The article Real Healing Potions discusses basic herbal preparations.
In addition to the herbs, and a space, you will need a few tools to process your herbs. You will need a stainless steel funnel set (like this one or this one), a mesh strainer, measuring cups, spoons, and a few bowls. I really love to use vintage enamel bowls.
You need jars of various sizes. I use Mason jars, but I also repurpose jars when I know their source. Lids come with new canning jars, but they are in two pieces and do tend to wear out, especially when you are using alcohol or apple cider vinegar to process the herbs. I save my plastic lids from other jars, as well as buying plastic lids.
To make salves you need a double boiler, and some salve tins, or other containers. I also love a good wooden spoon to mix up my tea blends. You want to stick with stainless steel, glass, or enamel. Avoid heating in aluminum and non-stick coatings.
Another fun addition is a mortar and pestle for grinding up seeds and roots to add to your tea blends. A coffee grinder is helpful for tougher berries and seeds, but not needed immediately.
You'll also need something to label your creations. I generally just use masking tape and a Sharpie in my home apothecary, but there are many cute label options. Grab a few rags and cute dish towels designated specifically for your apothecary, and you should be good to go.
Where to Source
Doctors used to be few and far between, but people knew how to use the plants that grew around them.
Although many of these plants are easy to grow or forage, not all of us have time for that just yet. Luckily, there are reputable herb suppliers such as Mountain Rose Herbs, Frontier Herbs, and Starwest botanicals, just to name a few.
There are also many herbalists who grow herbs, probably someone near you. Seek them out, and build those relationships.
Always check your herbs for quality. You want herbs to look vibrant in color, and smell fresh. If not, send them back for a refund.
Home Apothecary Herbs – The People's Medicine
I call herbs “the people’s medicine” because plants are all around us, designed for us to use in our daily lives for everything from nutrition, to some very severe illnesses, and everything in between.
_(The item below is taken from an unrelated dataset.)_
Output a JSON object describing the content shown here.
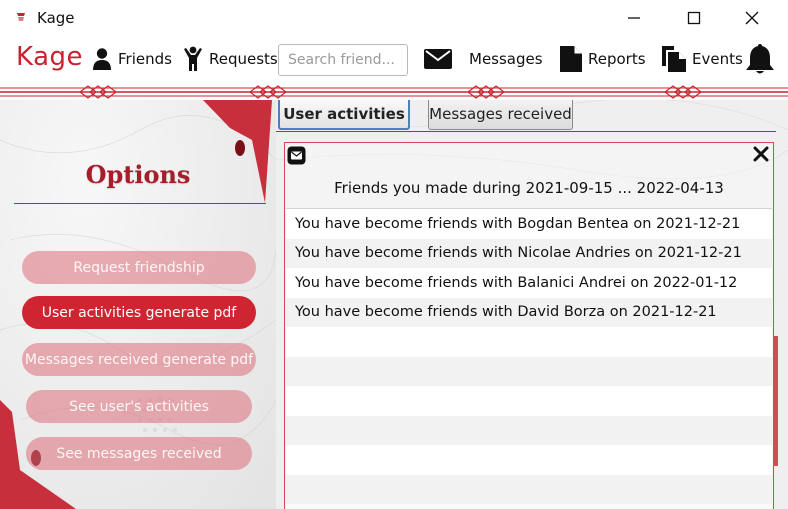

The use of herbs as medicine has a rich history which dates back to the earliest writings all around the world. Many of the prescription medicines in use today are derived from plant constituents.
When the colonists came to America they brought many plants, and plant medicines with them, but they also unknowingly brought seeds for a few others on their shoes and in their belongings. Plantain and dandelion are a couple of examples.
To me, that is proof that humans and plants were designed to interact. You can have an effective home apothecary, with just a little space, a few tools, a couple supplements, and a handful of herbs that treat a number of different ailments.
This article was written by Sylvia Gunther. Sylvia studied under Rosemary Gladstar and earned the distinction of Traditional Herbalist. She then studied Clinical Herbalism through The Herbal Academy, where she continues her life long exploration of herbs.
Sylvia and her husband live in North Central Indiana. Together they raised six beautiful children.